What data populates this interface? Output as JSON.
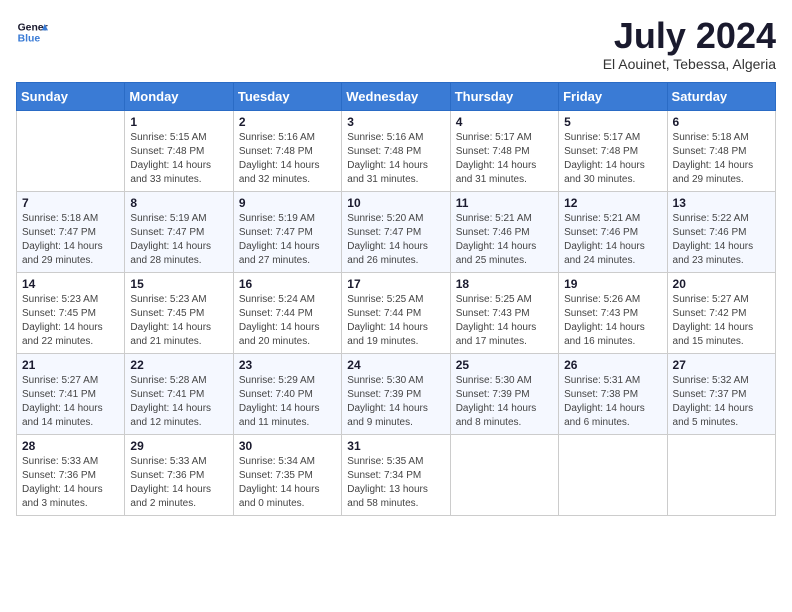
{
  "logo": {
    "text1": "General",
    "text2": "Blue"
  },
  "title": "July 2024",
  "location": "El Aouinet, Tebessa, Algeria",
  "days_of_week": [
    "Sunday",
    "Monday",
    "Tuesday",
    "Wednesday",
    "Thursday",
    "Friday",
    "Saturday"
  ],
  "weeks": [
    [
      {
        "day": "",
        "sunrise": "",
        "sunset": "",
        "daylight": ""
      },
      {
        "day": "1",
        "sunrise": "Sunrise: 5:15 AM",
        "sunset": "Sunset: 7:48 PM",
        "daylight": "Daylight: 14 hours and 33 minutes."
      },
      {
        "day": "2",
        "sunrise": "Sunrise: 5:16 AM",
        "sunset": "Sunset: 7:48 PM",
        "daylight": "Daylight: 14 hours and 32 minutes."
      },
      {
        "day": "3",
        "sunrise": "Sunrise: 5:16 AM",
        "sunset": "Sunset: 7:48 PM",
        "daylight": "Daylight: 14 hours and 31 minutes."
      },
      {
        "day": "4",
        "sunrise": "Sunrise: 5:17 AM",
        "sunset": "Sunset: 7:48 PM",
        "daylight": "Daylight: 14 hours and 31 minutes."
      },
      {
        "day": "5",
        "sunrise": "Sunrise: 5:17 AM",
        "sunset": "Sunset: 7:48 PM",
        "daylight": "Daylight: 14 hours and 30 minutes."
      },
      {
        "day": "6",
        "sunrise": "Sunrise: 5:18 AM",
        "sunset": "Sunset: 7:48 PM",
        "daylight": "Daylight: 14 hours and 29 minutes."
      }
    ],
    [
      {
        "day": "7",
        "sunrise": "Sunrise: 5:18 AM",
        "sunset": "Sunset: 7:47 PM",
        "daylight": "Daylight: 14 hours and 29 minutes."
      },
      {
        "day": "8",
        "sunrise": "Sunrise: 5:19 AM",
        "sunset": "Sunset: 7:47 PM",
        "daylight": "Daylight: 14 hours and 28 minutes."
      },
      {
        "day": "9",
        "sunrise": "Sunrise: 5:19 AM",
        "sunset": "Sunset: 7:47 PM",
        "daylight": "Daylight: 14 hours and 27 minutes."
      },
      {
        "day": "10",
        "sunrise": "Sunrise: 5:20 AM",
        "sunset": "Sunset: 7:47 PM",
        "daylight": "Daylight: 14 hours and 26 minutes."
      },
      {
        "day": "11",
        "sunrise": "Sunrise: 5:21 AM",
        "sunset": "Sunset: 7:46 PM",
        "daylight": "Daylight: 14 hours and 25 minutes."
      },
      {
        "day": "12",
        "sunrise": "Sunrise: 5:21 AM",
        "sunset": "Sunset: 7:46 PM",
        "daylight": "Daylight: 14 hours and 24 minutes."
      },
      {
        "day": "13",
        "sunrise": "Sunrise: 5:22 AM",
        "sunset": "Sunset: 7:46 PM",
        "daylight": "Daylight: 14 hours and 23 minutes."
      }
    ],
    [
      {
        "day": "14",
        "sunrise": "Sunrise: 5:23 AM",
        "sunset": "Sunset: 7:45 PM",
        "daylight": "Daylight: 14 hours and 22 minutes."
      },
      {
        "day": "15",
        "sunrise": "Sunrise: 5:23 AM",
        "sunset": "Sunset: 7:45 PM",
        "daylight": "Daylight: 14 hours and 21 minutes."
      },
      {
        "day": "16",
        "sunrise": "Sunrise: 5:24 AM",
        "sunset": "Sunset: 7:44 PM",
        "daylight": "Daylight: 14 hours and 20 minutes."
      },
      {
        "day": "17",
        "sunrise": "Sunrise: 5:25 AM",
        "sunset": "Sunset: 7:44 PM",
        "daylight": "Daylight: 14 hours and 19 minutes."
      },
      {
        "day": "18",
        "sunrise": "Sunrise: 5:25 AM",
        "sunset": "Sunset: 7:43 PM",
        "daylight": "Daylight: 14 hours and 17 minutes."
      },
      {
        "day": "19",
        "sunrise": "Sunrise: 5:26 AM",
        "sunset": "Sunset: 7:43 PM",
        "daylight": "Daylight: 14 hours and 16 minutes."
      },
      {
        "day": "20",
        "sunrise": "Sunrise: 5:27 AM",
        "sunset": "Sunset: 7:42 PM",
        "daylight": "Daylight: 14 hours and 15 minutes."
      }
    ],
    [
      {
        "day": "21",
        "sunrise": "Sunrise: 5:27 AM",
        "sunset": "Sunset: 7:41 PM",
        "daylight": "Daylight: 14 hours and 14 minutes."
      },
      {
        "day": "22",
        "sunrise": "Sunrise: 5:28 AM",
        "sunset": "Sunset: 7:41 PM",
        "daylight": "Daylight: 14 hours and 12 minutes."
      },
      {
        "day": "23",
        "sunrise": "Sunrise: 5:29 AM",
        "sunset": "Sunset: 7:40 PM",
        "daylight": "Daylight: 14 hours and 11 minutes."
      },
      {
        "day": "24",
        "sunrise": "Sunrise: 5:30 AM",
        "sunset": "Sunset: 7:39 PM",
        "daylight": "Daylight: 14 hours and 9 minutes."
      },
      {
        "day": "25",
        "sunrise": "Sunrise: 5:30 AM",
        "sunset": "Sunset: 7:39 PM",
        "daylight": "Daylight: 14 hours and 8 minutes."
      },
      {
        "day": "26",
        "sunrise": "Sunrise: 5:31 AM",
        "sunset": "Sunset: 7:38 PM",
        "daylight": "Daylight: 14 hours and 6 minutes."
      },
      {
        "day": "27",
        "sunrise": "Sunrise: 5:32 AM",
        "sunset": "Sunset: 7:37 PM",
        "daylight": "Daylight: 14 hours and 5 minutes."
      }
    ],
    [
      {
        "day": "28",
        "sunrise": "Sunrise: 5:33 AM",
        "sunset": "Sunset: 7:36 PM",
        "daylight": "Daylight: 14 hours and 3 minutes."
      },
      {
        "day": "29",
        "sunrise": "Sunrise: 5:33 AM",
        "sunset": "Sunset: 7:36 PM",
        "daylight": "Daylight: 14 hours and 2 minutes."
      },
      {
        "day": "30",
        "sunrise": "Sunrise: 5:34 AM",
        "sunset": "Sunset: 7:35 PM",
        "daylight": "Daylight: 14 hours and 0 minutes."
      },
      {
        "day": "31",
        "sunrise": "Sunrise: 5:35 AM",
        "sunset": "Sunset: 7:34 PM",
        "daylight": "Daylight: 13 hours and 58 minutes."
      },
      {
        "day": "",
        "sunrise": "",
        "sunset": "",
        "daylight": ""
      },
      {
        "day": "",
        "sunrise": "",
        "sunset": "",
        "daylight": ""
      },
      {
        "day": "",
        "sunrise": "",
        "sunset": "",
        "daylight": ""
      }
    ]
  ]
}
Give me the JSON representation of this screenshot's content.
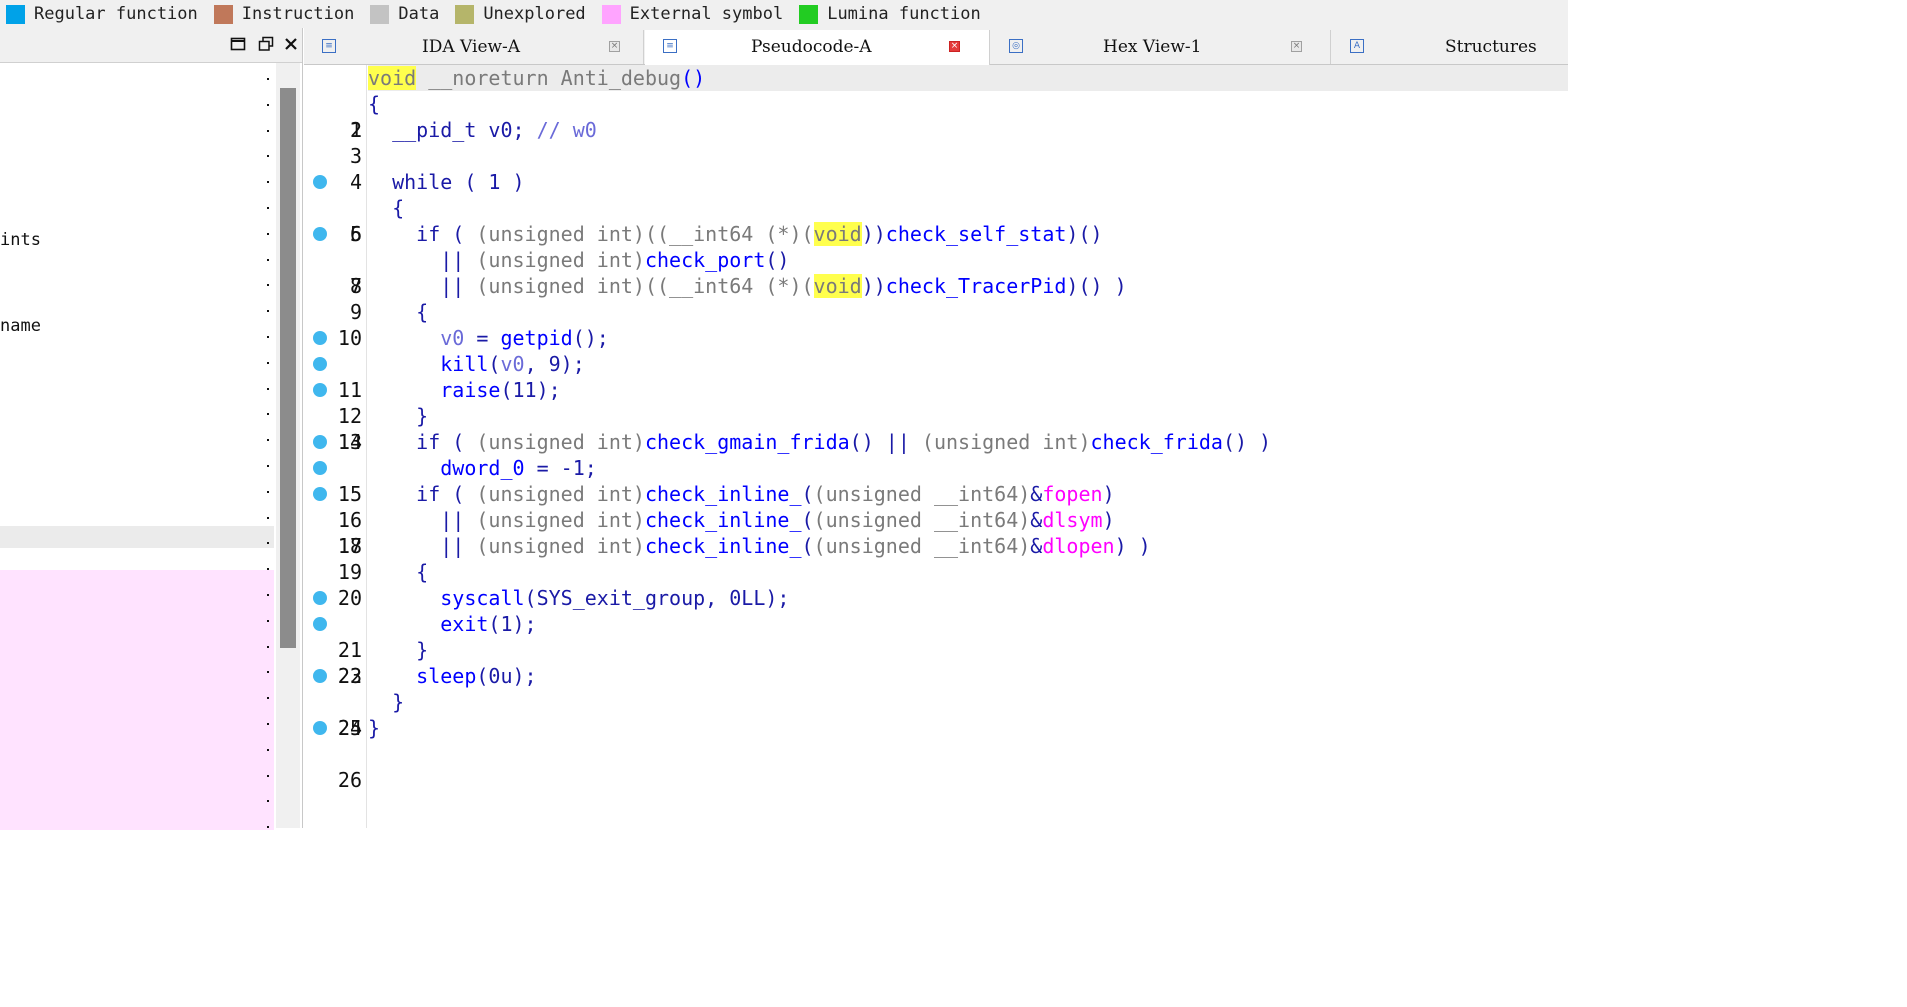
{
  "legend": [
    {
      "label": "Regular function",
      "color": "#00a2e8"
    },
    {
      "label": "Instruction",
      "color": "#c0785a"
    },
    {
      "label": "Data",
      "color": "#c3c3c3"
    },
    {
      "label": "Unexplored",
      "color": "#b5b56a"
    },
    {
      "label": "External symbol",
      "color": "#ffa4ff"
    },
    {
      "label": "Lumina function",
      "color": "#22cc22"
    }
  ],
  "left_panel": {
    "visible_texts": [
      "ints",
      "name"
    ],
    "window_buttons": {
      "maximize": "maximize-icon",
      "float": "float-icon",
      "close": "close-icon"
    }
  },
  "tabs": [
    {
      "label": "IDA View-A",
      "icon": "disassembly-icon",
      "active": false
    },
    {
      "label": "Pseudocode-A",
      "icon": "pseudocode-icon",
      "active": true
    },
    {
      "label": "Hex View-1",
      "icon": "hex-icon",
      "active": false
    },
    {
      "label": "Structures",
      "icon": "structures-icon",
      "active": false
    }
  ],
  "code": {
    "lines": [
      {
        "num": "1",
        "bp": false
      },
      {
        "num": "2",
        "bp": false
      },
      {
        "num": "3",
        "bp": false
      },
      {
        "num": "4",
        "bp": false
      },
      {
        "num": "5",
        "bp": true
      },
      {
        "num": "6",
        "bp": false
      },
      {
        "num": "7",
        "bp": true
      },
      {
        "num": "8",
        "bp": false
      },
      {
        "num": "9",
        "bp": false
      },
      {
        "num": "10",
        "bp": false
      },
      {
        "num": "11",
        "bp": true
      },
      {
        "num": "12",
        "bp": true
      },
      {
        "num": "13",
        "bp": true
      },
      {
        "num": "14",
        "bp": false
      },
      {
        "num": "15",
        "bp": true
      },
      {
        "num": "16",
        "bp": true
      },
      {
        "num": "17",
        "bp": true
      },
      {
        "num": "18",
        "bp": false
      },
      {
        "num": "19",
        "bp": false
      },
      {
        "num": "20",
        "bp": false
      },
      {
        "num": "21",
        "bp": true
      },
      {
        "num": "22",
        "bp": true
      },
      {
        "num": "23",
        "bp": false
      },
      {
        "num": "24",
        "bp": true
      },
      {
        "num": "25",
        "bp": false
      },
      {
        "num": "26",
        "bp": true
      }
    ],
    "tokens": {
      "l1": [
        "void",
        " __noreturn ",
        "Anti_debug",
        "()"
      ],
      "l2": [
        "{"
      ],
      "l3": [
        "  __pid_t v0; ",
        "// w0"
      ],
      "l5": [
        "  while ( 1 )"
      ],
      "l6": [
        "  {"
      ],
      "l7": [
        "    if ( ",
        "(unsigned int)((__int64 (*)(",
        "void",
        "))",
        "check_self_stat",
        ")()"
      ],
      "l8": [
        "      || ",
        "(unsigned int)",
        "check_port",
        "()"
      ],
      "l9": [
        "      || ",
        "(unsigned int)((__int64 (*)(",
        "void",
        "))",
        "check_TracerPid",
        ")() )"
      ],
      "l10": [
        "    {"
      ],
      "l11": [
        "      ",
        "v0",
        " = ",
        "getpid",
        "();"
      ],
      "l12": [
        "      ",
        "kill",
        "(",
        "v0",
        ", 9);"
      ],
      "l13": [
        "      ",
        "raise",
        "(11);"
      ],
      "l14": [
        "    }"
      ],
      "l15": [
        "    if ( ",
        "(unsigned int)",
        "check_gmain_frida",
        "() || ",
        "(unsigned int)",
        "check_frida",
        "() )"
      ],
      "l16": [
        "      ",
        "dword_0",
        " = -1;"
      ],
      "l17": [
        "    if ( ",
        "(unsigned int)",
        "check_inline_",
        "(",
        "(unsigned __int64)",
        "&",
        "fopen",
        ")"
      ],
      "l18": [
        "      || ",
        "(unsigned int)",
        "check_inline_",
        "(",
        "(unsigned __int64)",
        "&",
        "dlsym",
        ")"
      ],
      "l19": [
        "      || ",
        "(unsigned int)",
        "check_inline_",
        "(",
        "(unsigned __int64)",
        "&",
        "dlopen",
        ") )"
      ],
      "l20": [
        "    {"
      ],
      "l21": [
        "      ",
        "syscall",
        "(SYS_exit_group, 0LL);"
      ],
      "l22": [
        "      ",
        "exit",
        "(1);"
      ],
      "l23": [
        "    }"
      ],
      "l24": [
        "    ",
        "sleep",
        "(0u);"
      ],
      "l25": [
        "  }"
      ],
      "l26": [
        "}"
      ]
    }
  }
}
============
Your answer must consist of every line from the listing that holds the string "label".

_Expected output_
      "label": "Regular function",
      "label": "Instruction",
      "label": "Data",
      "label": "Unexplored",
      "label": "External symbol",
      "label": "Lumina function",
      "label": "IDA View-A",
      "label": "Pseudocode-A",
      "label": "Hex View-1",
      "label": "Structures",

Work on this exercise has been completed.